What’s the difference between a good rooftop design and a bad rooftop design?
Functionally speaking, a “bad” rooftop design will express itself through the results. You’ll find that a bad rooftop design requires extensive maintenance more often. A bad rooftop design will have poor fit and finish—there will be gaps between flashings and penetrations, and the edges may be composed entirely of roofing tar. You’ll begin to find leaks within months of the roof’s completion.
A bad roofing design will have poor conformity to building regulations. It may not be able to resist uplift forces. It will leak energy due to poor insulation, and you will be forced to spend more money to heat and cool the building. Between constant repairs and increased energy costs, you’ll spend more money maintaining the roof than you did on its initial construction.

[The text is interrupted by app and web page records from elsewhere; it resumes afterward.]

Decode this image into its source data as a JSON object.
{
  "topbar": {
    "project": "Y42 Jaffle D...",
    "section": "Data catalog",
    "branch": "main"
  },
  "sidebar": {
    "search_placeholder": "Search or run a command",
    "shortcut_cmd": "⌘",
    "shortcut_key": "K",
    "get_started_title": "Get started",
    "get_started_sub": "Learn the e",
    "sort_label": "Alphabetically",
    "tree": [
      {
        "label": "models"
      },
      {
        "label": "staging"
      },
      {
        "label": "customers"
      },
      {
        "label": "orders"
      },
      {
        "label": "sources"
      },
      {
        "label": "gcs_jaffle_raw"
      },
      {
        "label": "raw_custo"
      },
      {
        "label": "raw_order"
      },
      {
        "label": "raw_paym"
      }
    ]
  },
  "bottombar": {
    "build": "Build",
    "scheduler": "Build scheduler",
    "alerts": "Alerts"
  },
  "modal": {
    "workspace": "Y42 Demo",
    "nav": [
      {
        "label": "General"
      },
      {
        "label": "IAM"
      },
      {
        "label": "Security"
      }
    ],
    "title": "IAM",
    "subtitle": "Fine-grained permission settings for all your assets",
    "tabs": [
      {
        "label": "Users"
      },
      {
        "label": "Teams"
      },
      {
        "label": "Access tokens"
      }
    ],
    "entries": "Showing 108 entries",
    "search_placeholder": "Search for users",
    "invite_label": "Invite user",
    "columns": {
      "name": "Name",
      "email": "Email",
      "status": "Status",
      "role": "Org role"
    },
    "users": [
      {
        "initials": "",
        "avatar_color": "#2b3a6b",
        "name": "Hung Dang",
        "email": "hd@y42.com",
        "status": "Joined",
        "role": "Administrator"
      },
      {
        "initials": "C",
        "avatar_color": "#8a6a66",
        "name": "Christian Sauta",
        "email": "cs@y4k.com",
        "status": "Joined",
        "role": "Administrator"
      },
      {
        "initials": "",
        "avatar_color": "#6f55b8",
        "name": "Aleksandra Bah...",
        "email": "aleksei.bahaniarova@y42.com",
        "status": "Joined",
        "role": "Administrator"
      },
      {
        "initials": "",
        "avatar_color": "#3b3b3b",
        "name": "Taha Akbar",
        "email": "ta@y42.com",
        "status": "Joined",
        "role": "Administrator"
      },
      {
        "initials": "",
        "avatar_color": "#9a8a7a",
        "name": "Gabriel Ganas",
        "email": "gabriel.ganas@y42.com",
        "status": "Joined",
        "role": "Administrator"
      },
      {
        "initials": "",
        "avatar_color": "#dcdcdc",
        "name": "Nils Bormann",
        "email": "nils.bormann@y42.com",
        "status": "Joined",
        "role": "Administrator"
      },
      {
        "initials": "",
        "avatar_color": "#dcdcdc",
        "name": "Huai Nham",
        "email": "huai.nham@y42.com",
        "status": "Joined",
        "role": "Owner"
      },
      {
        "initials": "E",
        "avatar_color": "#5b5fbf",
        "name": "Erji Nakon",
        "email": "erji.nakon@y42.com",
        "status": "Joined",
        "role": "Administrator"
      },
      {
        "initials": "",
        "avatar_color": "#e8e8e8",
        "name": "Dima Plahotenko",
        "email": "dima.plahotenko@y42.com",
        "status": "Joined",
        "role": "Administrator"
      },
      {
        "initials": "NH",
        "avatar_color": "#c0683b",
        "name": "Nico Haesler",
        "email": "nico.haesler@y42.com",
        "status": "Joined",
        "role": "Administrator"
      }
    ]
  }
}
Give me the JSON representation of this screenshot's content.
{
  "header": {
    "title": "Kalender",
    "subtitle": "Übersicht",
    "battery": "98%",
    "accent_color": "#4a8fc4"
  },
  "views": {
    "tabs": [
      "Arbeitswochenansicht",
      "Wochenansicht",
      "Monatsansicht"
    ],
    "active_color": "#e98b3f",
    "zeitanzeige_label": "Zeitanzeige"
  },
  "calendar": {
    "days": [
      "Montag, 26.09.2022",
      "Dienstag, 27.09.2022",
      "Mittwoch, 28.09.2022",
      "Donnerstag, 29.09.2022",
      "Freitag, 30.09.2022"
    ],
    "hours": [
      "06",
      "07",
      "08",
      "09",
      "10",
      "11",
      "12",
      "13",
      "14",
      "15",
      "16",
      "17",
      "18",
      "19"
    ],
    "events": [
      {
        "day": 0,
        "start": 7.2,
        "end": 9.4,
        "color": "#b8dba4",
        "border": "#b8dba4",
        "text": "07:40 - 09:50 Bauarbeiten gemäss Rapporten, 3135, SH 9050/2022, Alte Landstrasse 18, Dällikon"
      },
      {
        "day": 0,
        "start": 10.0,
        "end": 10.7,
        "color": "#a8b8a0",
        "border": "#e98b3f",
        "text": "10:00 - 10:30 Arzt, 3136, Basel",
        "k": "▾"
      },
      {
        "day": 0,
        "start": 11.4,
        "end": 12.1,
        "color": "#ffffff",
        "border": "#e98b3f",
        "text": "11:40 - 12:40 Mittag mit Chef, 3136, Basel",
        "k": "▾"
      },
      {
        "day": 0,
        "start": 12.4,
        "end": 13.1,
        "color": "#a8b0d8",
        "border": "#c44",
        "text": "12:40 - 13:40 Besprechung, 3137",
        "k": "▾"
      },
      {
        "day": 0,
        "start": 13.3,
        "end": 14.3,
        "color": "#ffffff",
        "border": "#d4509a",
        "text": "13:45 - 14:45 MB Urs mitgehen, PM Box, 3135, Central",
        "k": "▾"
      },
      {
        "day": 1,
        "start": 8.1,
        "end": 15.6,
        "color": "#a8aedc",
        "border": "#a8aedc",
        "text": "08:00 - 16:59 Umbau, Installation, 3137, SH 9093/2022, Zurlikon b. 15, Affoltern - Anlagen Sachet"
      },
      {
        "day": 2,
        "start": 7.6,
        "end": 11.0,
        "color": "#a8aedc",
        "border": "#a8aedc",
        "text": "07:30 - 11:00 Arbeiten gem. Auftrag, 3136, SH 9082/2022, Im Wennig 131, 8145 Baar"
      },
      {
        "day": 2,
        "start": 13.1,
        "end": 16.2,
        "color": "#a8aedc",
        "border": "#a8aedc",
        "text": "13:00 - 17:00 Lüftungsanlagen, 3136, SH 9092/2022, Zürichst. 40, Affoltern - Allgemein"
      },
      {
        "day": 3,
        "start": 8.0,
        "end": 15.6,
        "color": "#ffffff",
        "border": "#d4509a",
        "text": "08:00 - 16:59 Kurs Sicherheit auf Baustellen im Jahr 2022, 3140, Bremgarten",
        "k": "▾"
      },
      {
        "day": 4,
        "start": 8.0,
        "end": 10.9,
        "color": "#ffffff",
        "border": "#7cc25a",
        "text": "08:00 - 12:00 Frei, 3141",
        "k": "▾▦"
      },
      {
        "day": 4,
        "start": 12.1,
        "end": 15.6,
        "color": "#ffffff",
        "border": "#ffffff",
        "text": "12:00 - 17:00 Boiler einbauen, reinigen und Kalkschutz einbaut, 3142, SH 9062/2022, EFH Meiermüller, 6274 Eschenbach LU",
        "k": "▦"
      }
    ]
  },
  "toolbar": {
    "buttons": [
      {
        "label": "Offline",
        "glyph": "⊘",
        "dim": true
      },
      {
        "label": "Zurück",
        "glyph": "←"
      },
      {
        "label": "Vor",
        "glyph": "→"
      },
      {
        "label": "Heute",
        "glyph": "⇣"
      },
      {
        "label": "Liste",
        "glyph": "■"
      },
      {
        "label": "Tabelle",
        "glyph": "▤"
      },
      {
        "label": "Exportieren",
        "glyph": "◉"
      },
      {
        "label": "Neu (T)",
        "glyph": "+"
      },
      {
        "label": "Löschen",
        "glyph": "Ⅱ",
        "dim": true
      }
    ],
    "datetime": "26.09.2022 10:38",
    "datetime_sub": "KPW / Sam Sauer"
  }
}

Here’s the thing—there are all outcomes of poorly-optimized rooftop design. How do you catch these design flaws before they’re embodied in plywood and membrane—and before they start costing you money?